→ EXERCISE DESCRIPTION
Across all entries below, how many lines include "time"? Only the number, please.

→ STORED DATA
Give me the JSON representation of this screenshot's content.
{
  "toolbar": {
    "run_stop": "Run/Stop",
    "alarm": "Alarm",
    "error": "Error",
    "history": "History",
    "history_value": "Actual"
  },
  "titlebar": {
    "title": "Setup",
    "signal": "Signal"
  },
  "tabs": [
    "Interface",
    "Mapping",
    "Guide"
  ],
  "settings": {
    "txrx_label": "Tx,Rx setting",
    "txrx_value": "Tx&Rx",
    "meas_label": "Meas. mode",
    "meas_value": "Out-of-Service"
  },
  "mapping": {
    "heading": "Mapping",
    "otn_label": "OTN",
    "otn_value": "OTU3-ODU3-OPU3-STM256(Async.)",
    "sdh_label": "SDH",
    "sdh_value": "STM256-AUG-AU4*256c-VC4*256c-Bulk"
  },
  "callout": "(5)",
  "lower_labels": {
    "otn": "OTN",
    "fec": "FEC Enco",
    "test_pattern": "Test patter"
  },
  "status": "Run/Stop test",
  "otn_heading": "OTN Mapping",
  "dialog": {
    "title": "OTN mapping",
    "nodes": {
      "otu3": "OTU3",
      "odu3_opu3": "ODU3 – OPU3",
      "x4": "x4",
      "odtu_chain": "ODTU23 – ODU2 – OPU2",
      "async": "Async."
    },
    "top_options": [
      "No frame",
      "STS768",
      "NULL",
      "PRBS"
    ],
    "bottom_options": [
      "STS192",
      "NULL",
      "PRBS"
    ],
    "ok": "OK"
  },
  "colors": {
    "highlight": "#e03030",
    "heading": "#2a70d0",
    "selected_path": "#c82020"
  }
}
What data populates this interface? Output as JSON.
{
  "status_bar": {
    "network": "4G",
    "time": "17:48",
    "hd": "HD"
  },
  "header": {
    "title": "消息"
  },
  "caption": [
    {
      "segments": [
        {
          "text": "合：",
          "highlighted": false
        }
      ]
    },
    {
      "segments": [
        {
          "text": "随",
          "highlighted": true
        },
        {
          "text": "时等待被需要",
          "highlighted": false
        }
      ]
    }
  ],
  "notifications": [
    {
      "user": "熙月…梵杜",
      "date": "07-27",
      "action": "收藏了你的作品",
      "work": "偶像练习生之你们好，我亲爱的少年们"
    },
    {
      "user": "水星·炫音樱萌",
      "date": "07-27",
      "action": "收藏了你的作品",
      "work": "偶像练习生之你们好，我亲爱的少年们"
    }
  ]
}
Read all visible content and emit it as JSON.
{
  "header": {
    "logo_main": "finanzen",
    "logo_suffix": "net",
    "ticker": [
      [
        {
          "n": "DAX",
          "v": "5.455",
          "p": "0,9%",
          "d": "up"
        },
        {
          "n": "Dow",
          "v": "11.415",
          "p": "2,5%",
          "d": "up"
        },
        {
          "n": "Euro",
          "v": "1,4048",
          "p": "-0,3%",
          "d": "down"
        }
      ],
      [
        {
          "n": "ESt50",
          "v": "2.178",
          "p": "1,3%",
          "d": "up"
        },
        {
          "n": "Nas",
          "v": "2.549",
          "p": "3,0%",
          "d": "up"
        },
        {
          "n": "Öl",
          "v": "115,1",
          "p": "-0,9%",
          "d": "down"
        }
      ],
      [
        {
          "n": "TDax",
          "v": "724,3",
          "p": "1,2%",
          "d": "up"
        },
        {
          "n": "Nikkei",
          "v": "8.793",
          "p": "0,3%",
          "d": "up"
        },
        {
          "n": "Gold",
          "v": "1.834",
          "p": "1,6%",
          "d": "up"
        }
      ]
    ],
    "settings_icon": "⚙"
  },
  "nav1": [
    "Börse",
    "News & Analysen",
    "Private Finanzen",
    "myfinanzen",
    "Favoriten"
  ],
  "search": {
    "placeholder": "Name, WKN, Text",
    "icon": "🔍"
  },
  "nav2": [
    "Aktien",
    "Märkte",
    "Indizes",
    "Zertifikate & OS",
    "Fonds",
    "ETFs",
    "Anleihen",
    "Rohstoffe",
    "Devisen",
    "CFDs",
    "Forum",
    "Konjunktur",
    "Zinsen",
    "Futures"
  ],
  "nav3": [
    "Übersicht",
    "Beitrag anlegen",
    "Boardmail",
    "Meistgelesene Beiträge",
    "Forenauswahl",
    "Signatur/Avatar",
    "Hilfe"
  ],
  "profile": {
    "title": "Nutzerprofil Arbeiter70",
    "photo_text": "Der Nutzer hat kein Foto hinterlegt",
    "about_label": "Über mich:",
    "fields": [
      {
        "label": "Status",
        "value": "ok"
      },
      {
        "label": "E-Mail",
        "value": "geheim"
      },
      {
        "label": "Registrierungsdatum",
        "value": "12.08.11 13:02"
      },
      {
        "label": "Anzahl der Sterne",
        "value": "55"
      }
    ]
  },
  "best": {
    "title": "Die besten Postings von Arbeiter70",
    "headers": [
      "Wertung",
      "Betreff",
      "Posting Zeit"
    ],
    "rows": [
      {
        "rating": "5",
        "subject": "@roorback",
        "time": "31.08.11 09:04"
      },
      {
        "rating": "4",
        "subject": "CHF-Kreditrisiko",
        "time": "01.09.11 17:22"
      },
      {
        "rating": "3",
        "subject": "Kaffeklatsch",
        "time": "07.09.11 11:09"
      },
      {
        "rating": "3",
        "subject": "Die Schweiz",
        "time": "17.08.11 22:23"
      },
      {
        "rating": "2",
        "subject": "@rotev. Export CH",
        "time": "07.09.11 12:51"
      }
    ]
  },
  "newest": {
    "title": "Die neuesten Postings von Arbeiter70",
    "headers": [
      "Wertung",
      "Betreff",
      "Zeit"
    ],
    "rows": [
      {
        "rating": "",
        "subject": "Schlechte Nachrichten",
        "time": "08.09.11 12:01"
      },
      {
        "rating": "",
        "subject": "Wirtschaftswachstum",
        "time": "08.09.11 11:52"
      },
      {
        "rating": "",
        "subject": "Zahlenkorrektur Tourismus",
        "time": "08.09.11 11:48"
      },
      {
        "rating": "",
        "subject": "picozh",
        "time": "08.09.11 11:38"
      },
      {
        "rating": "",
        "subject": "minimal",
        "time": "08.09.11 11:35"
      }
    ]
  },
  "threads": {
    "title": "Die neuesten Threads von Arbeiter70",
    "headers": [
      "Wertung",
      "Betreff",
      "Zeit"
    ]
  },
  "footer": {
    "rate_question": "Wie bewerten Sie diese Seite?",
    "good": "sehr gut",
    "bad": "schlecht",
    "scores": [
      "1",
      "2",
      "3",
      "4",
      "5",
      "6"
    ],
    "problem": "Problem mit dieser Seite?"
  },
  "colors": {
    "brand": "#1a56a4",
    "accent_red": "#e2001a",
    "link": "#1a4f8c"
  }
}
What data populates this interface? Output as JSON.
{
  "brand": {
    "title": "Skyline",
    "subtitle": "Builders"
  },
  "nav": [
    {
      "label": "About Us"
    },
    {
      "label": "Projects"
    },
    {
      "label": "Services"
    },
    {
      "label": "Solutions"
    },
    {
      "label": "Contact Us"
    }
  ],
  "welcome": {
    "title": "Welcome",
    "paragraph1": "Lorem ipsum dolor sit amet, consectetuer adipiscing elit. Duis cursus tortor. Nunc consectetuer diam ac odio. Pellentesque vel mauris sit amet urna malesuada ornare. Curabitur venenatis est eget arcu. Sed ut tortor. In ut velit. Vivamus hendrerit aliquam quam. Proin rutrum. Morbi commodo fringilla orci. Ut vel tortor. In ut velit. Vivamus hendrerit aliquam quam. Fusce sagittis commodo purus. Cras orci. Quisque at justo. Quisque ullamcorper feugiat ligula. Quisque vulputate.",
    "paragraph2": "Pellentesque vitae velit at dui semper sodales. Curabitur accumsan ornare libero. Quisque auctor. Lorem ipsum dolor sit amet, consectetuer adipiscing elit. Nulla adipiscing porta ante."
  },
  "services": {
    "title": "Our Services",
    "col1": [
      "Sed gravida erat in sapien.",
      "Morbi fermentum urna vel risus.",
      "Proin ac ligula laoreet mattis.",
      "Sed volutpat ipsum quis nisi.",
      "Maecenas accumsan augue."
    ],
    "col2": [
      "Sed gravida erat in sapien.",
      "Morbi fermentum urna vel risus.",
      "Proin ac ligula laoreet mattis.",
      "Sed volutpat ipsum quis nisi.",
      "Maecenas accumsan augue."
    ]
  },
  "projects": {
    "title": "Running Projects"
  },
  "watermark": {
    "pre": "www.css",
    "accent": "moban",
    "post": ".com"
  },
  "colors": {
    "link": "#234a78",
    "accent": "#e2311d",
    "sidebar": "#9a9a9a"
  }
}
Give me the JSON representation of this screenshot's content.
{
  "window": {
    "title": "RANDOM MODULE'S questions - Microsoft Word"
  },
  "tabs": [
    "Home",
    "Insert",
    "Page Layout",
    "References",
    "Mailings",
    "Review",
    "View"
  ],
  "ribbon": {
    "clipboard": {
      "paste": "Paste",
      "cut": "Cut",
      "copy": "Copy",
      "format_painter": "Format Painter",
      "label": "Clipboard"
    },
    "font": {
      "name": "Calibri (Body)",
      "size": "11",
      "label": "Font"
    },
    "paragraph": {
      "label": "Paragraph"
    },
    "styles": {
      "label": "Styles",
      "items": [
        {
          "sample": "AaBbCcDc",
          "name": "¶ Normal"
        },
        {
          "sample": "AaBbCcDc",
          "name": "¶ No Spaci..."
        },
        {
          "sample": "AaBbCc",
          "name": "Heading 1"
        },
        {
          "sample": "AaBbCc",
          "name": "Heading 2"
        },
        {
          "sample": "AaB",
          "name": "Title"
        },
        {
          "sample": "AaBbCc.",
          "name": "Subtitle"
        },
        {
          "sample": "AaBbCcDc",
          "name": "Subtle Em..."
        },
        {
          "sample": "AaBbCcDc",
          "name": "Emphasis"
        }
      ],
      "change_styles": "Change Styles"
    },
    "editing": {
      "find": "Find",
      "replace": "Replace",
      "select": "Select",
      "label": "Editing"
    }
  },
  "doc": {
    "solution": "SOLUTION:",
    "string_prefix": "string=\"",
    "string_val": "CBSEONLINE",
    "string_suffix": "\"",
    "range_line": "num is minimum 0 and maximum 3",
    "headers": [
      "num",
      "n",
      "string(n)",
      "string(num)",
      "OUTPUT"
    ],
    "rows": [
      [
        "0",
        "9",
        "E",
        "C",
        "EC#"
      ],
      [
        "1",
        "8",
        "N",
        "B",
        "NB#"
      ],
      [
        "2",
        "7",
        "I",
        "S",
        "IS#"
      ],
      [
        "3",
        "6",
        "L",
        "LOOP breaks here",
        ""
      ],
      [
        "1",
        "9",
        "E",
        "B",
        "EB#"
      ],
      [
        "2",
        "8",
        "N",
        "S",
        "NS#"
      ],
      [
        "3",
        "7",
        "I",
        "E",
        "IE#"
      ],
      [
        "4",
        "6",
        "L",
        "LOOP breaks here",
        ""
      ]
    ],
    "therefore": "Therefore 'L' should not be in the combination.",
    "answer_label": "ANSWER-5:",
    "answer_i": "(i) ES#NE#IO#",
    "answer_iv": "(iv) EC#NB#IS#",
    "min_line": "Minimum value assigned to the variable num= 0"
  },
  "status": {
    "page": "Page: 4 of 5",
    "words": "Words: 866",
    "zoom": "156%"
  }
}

→ COMPLETED EXERCISE
11